**TASK MATERIAL**.
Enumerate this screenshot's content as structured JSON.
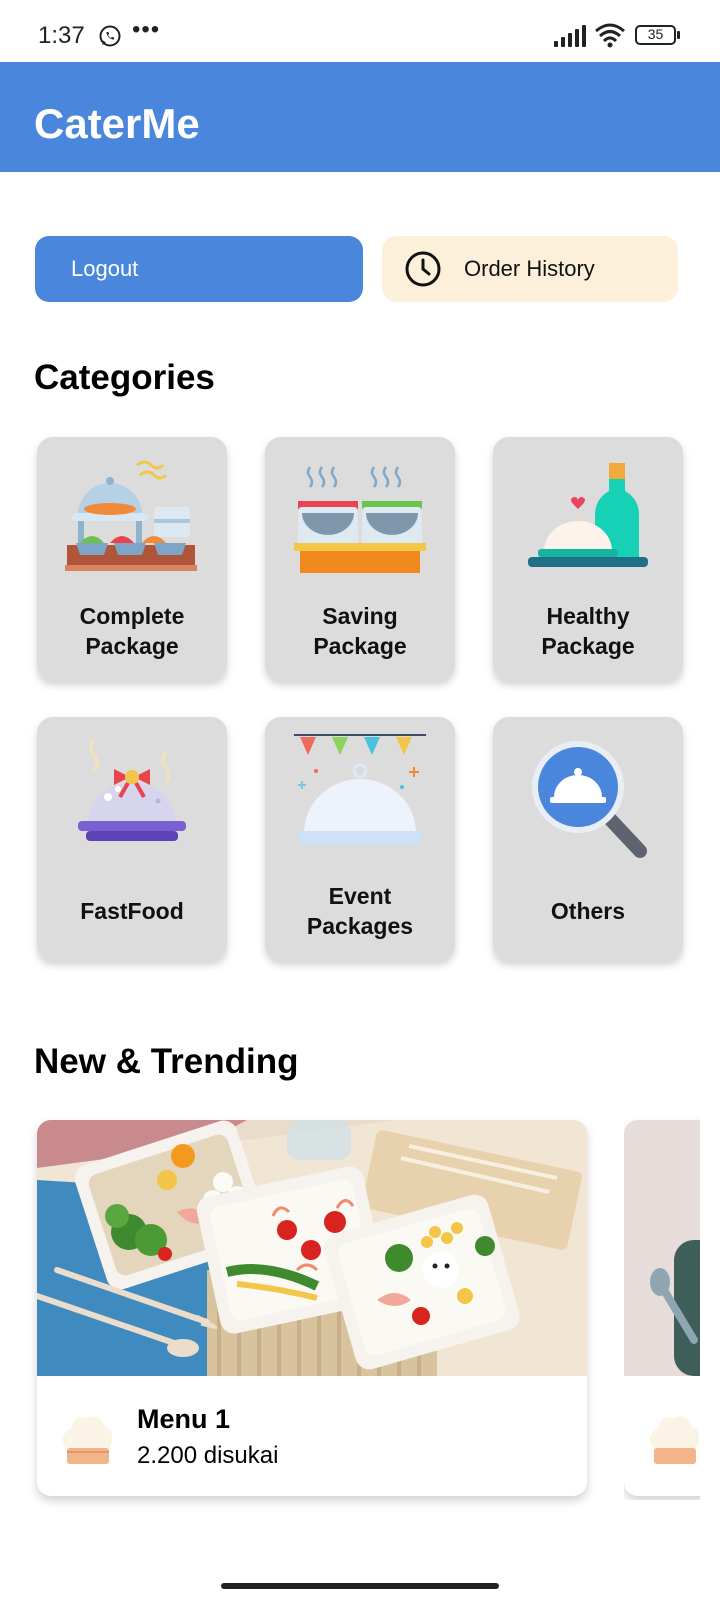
{
  "status_bar": {
    "time": "1:37",
    "battery": "35"
  },
  "app_title": "CaterMe",
  "actions": {
    "logout_label": "Logout",
    "order_history_label": "Order History"
  },
  "categories_heading": "Categories",
  "categories": [
    {
      "line1": "Complete",
      "line2": "Package"
    },
    {
      "line1": "Saving",
      "line2": "Package"
    },
    {
      "line1": "Healthy",
      "line2": "Package"
    },
    {
      "line1": "FastFood",
      "line2": ""
    },
    {
      "line1": "Event",
      "line2": "Packages"
    },
    {
      "line1": "Others",
      "line2": ""
    }
  ],
  "trending_heading": "New & Trending",
  "trending": [
    {
      "name": "Menu 1",
      "likes": "2.200 disukai"
    }
  ],
  "colors": {
    "primary": "#4a86dc",
    "history_bg": "#fdf0da",
    "card_bg": "#dcdcdc"
  }
}
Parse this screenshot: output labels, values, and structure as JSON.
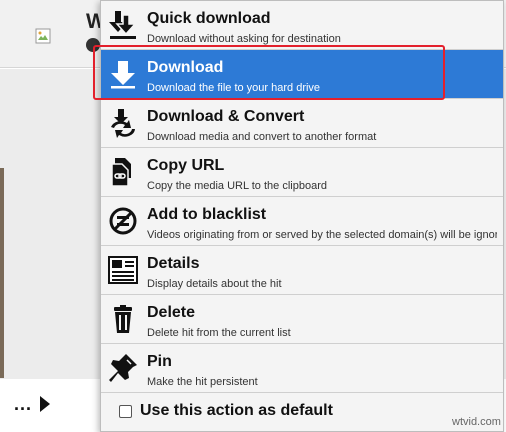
{
  "background": {
    "title_fragment": "W"
  },
  "menu": {
    "items": [
      {
        "label": "Quick download",
        "description": "Download without asking for destination",
        "icon": "quick-download-icon"
      },
      {
        "label": "Download",
        "description": "Download the file to your hard drive",
        "icon": "download-icon",
        "selected": true
      },
      {
        "label": "Download & Convert",
        "description": "Download media and convert to another format",
        "icon": "download-convert-icon"
      },
      {
        "label": "Copy URL",
        "description": "Copy the media URL to the clipboard",
        "icon": "copy-url-icon"
      },
      {
        "label": "Add to blacklist",
        "description": "Videos originating from or served by the selected domain(s) will be ignor...",
        "icon": "blacklist-icon"
      },
      {
        "label": "Details",
        "description": "Display details about the hit",
        "icon": "details-icon"
      },
      {
        "label": "Delete",
        "description": "Delete hit from the current list",
        "icon": "delete-icon"
      },
      {
        "label": "Pin",
        "description": "Make the hit persistent",
        "icon": "pin-icon"
      }
    ],
    "footer": {
      "checkbox_label": "Use this action as default",
      "checked": false
    }
  },
  "bottom_bar": {
    "more_label": "..."
  },
  "watermark": "wtvid.com",
  "colors": {
    "selected_bg": "#2d7ad6",
    "highlight_border": "#e3202c"
  }
}
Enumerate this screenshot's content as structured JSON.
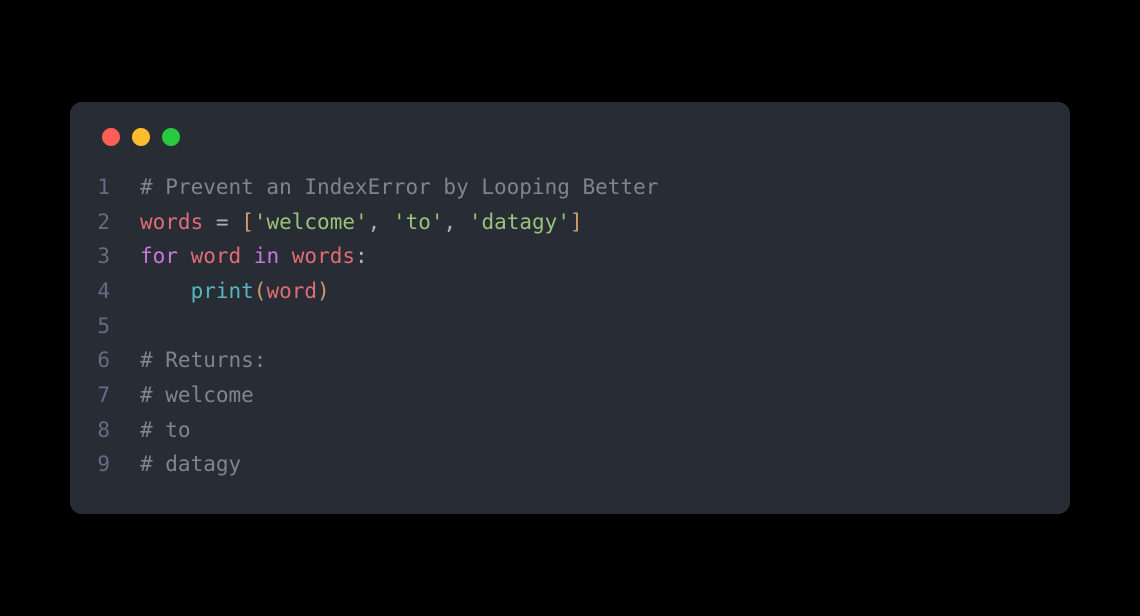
{
  "window": {
    "dots": [
      "red",
      "yellow",
      "green"
    ]
  },
  "code": {
    "lines": [
      {
        "num": "1",
        "tokens": [
          {
            "cls": "tk-comment",
            "text": "# Prevent an IndexError by Looping Better"
          }
        ]
      },
      {
        "num": "2",
        "tokens": [
          {
            "cls": "tk-identifier",
            "text": "words"
          },
          {
            "cls": "tk-plain",
            "text": " "
          },
          {
            "cls": "tk-operator",
            "text": "="
          },
          {
            "cls": "tk-plain",
            "text": " "
          },
          {
            "cls": "tk-bracket",
            "text": "["
          },
          {
            "cls": "tk-string",
            "text": "'welcome'"
          },
          {
            "cls": "tk-punct",
            "text": ", "
          },
          {
            "cls": "tk-string",
            "text": "'to'"
          },
          {
            "cls": "tk-punct",
            "text": ", "
          },
          {
            "cls": "tk-string",
            "text": "'datagy'"
          },
          {
            "cls": "tk-bracket",
            "text": "]"
          }
        ]
      },
      {
        "num": "3",
        "tokens": [
          {
            "cls": "tk-keyword",
            "text": "for"
          },
          {
            "cls": "tk-plain",
            "text": " "
          },
          {
            "cls": "tk-identifier",
            "text": "word"
          },
          {
            "cls": "tk-plain",
            "text": " "
          },
          {
            "cls": "tk-keyword",
            "text": "in"
          },
          {
            "cls": "tk-plain",
            "text": " "
          },
          {
            "cls": "tk-identifier",
            "text": "words"
          },
          {
            "cls": "tk-punct",
            "text": ":"
          }
        ]
      },
      {
        "num": "4",
        "tokens": [
          {
            "cls": "tk-plain",
            "text": "    "
          },
          {
            "cls": "tk-builtin",
            "text": "print"
          },
          {
            "cls": "tk-bracket",
            "text": "("
          },
          {
            "cls": "tk-identifier",
            "text": "word"
          },
          {
            "cls": "tk-bracket",
            "text": ")"
          }
        ]
      },
      {
        "num": "5",
        "tokens": []
      },
      {
        "num": "6",
        "tokens": [
          {
            "cls": "tk-comment",
            "text": "# Returns:"
          }
        ]
      },
      {
        "num": "7",
        "tokens": [
          {
            "cls": "tk-comment",
            "text": "# welcome"
          }
        ]
      },
      {
        "num": "8",
        "tokens": [
          {
            "cls": "tk-comment",
            "text": "# to"
          }
        ]
      },
      {
        "num": "9",
        "tokens": [
          {
            "cls": "tk-comment",
            "text": "# datagy"
          }
        ]
      }
    ]
  }
}
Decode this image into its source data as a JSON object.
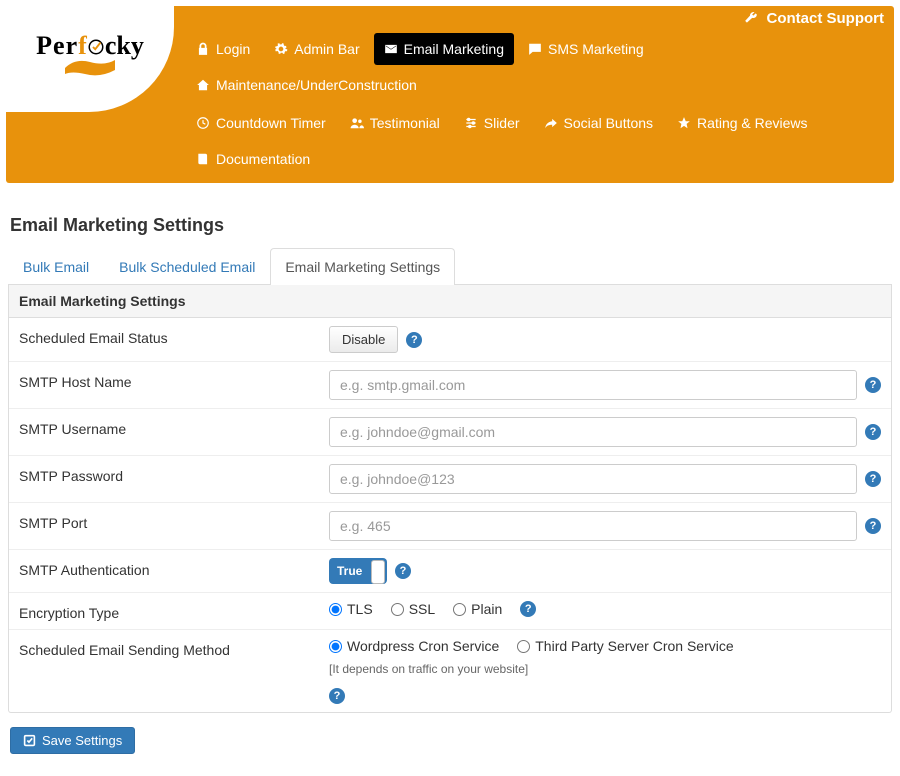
{
  "contact": {
    "label": "Contact Support"
  },
  "logo": {
    "text": "Perfecky"
  },
  "nav": {
    "row1": [
      {
        "label": "Login",
        "icon": "lock",
        "active": false
      },
      {
        "label": "Admin Bar",
        "icon": "gear",
        "active": false
      },
      {
        "label": "Email Marketing",
        "icon": "envelope",
        "active": true
      },
      {
        "label": "SMS Marketing",
        "icon": "comment",
        "active": false
      },
      {
        "label": "Maintenance/UnderConstruction",
        "icon": "home",
        "active": false
      }
    ],
    "row2": [
      {
        "label": "Countdown Timer",
        "icon": "clock",
        "active": false
      },
      {
        "label": "Testimonial",
        "icon": "users",
        "active": false
      },
      {
        "label": "Slider",
        "icon": "sliders",
        "active": false
      },
      {
        "label": "Social Buttons",
        "icon": "share",
        "active": false
      },
      {
        "label": "Rating & Reviews",
        "icon": "star",
        "active": false
      },
      {
        "label": "Documentation",
        "icon": "book",
        "active": false
      }
    ]
  },
  "page_title": "Email Marketing Settings",
  "tabs": [
    {
      "label": "Bulk Email",
      "active": false
    },
    {
      "label": "Bulk Scheduled Email",
      "active": false
    },
    {
      "label": "Email Marketing Settings",
      "active": true
    }
  ],
  "panel_title": "Email Marketing Settings",
  "fields": {
    "scheduled_status": {
      "label": "Scheduled Email Status",
      "button": "Disable"
    },
    "smtp_host": {
      "label": "SMTP Host Name",
      "placeholder": "e.g. smtp.gmail.com",
      "value": ""
    },
    "smtp_user": {
      "label": "SMTP Username",
      "placeholder": "e.g. johndoe@gmail.com",
      "value": ""
    },
    "smtp_pass": {
      "label": "SMTP Password",
      "placeholder": "e.g. johndoe@123",
      "value": ""
    },
    "smtp_port": {
      "label": "SMTP Port",
      "placeholder": "e.g. 465",
      "value": ""
    },
    "smtp_auth": {
      "label": "SMTP Authentication",
      "toggle": "True"
    },
    "encryption": {
      "label": "Encryption Type",
      "options": [
        {
          "label": "TLS",
          "checked": true
        },
        {
          "label": "SSL",
          "checked": false
        },
        {
          "label": "Plain",
          "checked": false
        }
      ]
    },
    "send_method": {
      "label": "Scheduled Email Sending Method",
      "options": [
        {
          "label": "Wordpress Cron Service",
          "checked": true
        },
        {
          "label": "Third Party Server Cron Service",
          "checked": false
        }
      ],
      "hint": "[It depends on traffic on your website]"
    }
  },
  "save_button": "Save Settings"
}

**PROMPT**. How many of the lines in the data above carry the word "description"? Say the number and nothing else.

**ANSWER TO THE EXERCISE**. 8